Chilcot £10.3million Report Delivered

The seven year wait for the results of Sir John Chilcot’s report, an inquiry into the UK’s involvement in the Iraq war has been published July 6.  Tony Blair and the Labour government had avoided starting the inquiry, saying the time was not right. In 2009 Gordon Brown announced that the process was begun and it was expected to have been delivered much sooner, however due to the massive scope of the document and a series of delays it has only just been released. The cost of the Iraq inquiry was £10.3million.

Official UK calculations put the combined costs of the Iraq and Afghanistan wars at £20.3 billion at June 2010.  However, according to a book published in 2013 titled Investment in Blood, the UK war in Afghanistan came to £37bn or around $56.46 billion, using our currency calculator. The number of UK service casualties was 179, the US lost 4,487 service personnel and it has been estimated by The Lancet medical journal that there had been 645,965 Iraqi deaths related to the war, by 2006.

Five Times as Long as War and Peace

Sir John Chilcot delivered the report at 11am on Wednesday, July 6. Afterward the report could be seen online for free. The weighty 12 volume printed editions cost £767 each. The report begins with the 9/11 attacks, continues to the war on Afghanistan, the military action in Iraq and it continues until when the inquiry was announced in July 2009 to study the aftermath.

The executive summary of the report is 150 words, the whole report, however comes to 2.6 million words, making it, somewhat ironically, five times as long as Leo Tolstoy’s epic masterpiece War and Peace.

Tony Blair Tearful

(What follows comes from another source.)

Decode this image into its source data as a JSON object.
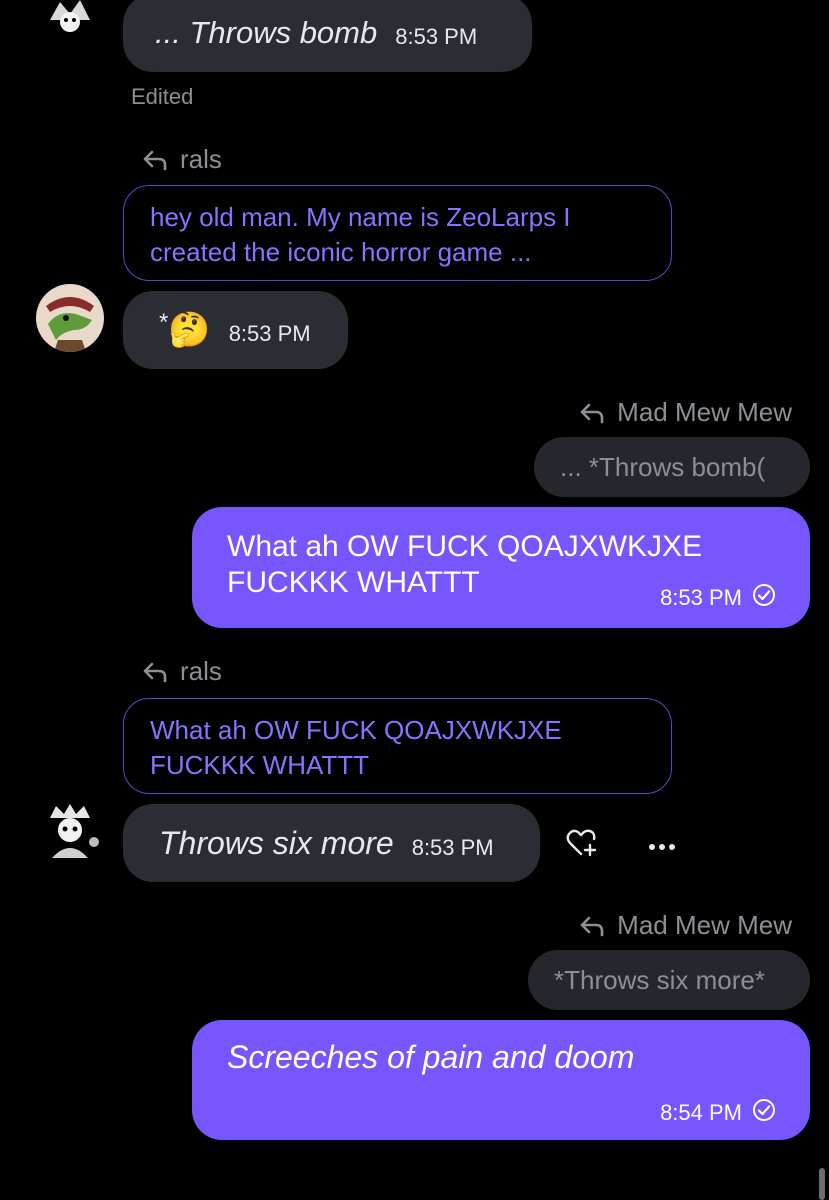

Former Prime Minister Tony Blair has spoken tearfully, saying: “I express more sorrow, regret and apology than you can ever believe.” He also has criticised the modern “addiction” to believe the worst about people. Chilcot’s report concluded that Blair had deliberately exaggerated the threat posed by the Iraqi regime as he was seeking to make the case for military action. Blair strongly rejected the idea that soldiers had died unnecessarily: “I will never agree that people made their sacrifice in vain,” he said.

Jeremy Corbin, who was opposed to the war, claimed Tony Blair “misled” MPs. Labour moderates shook their heads and one shouted: “Sit down and shut up…You’re a disgrace.”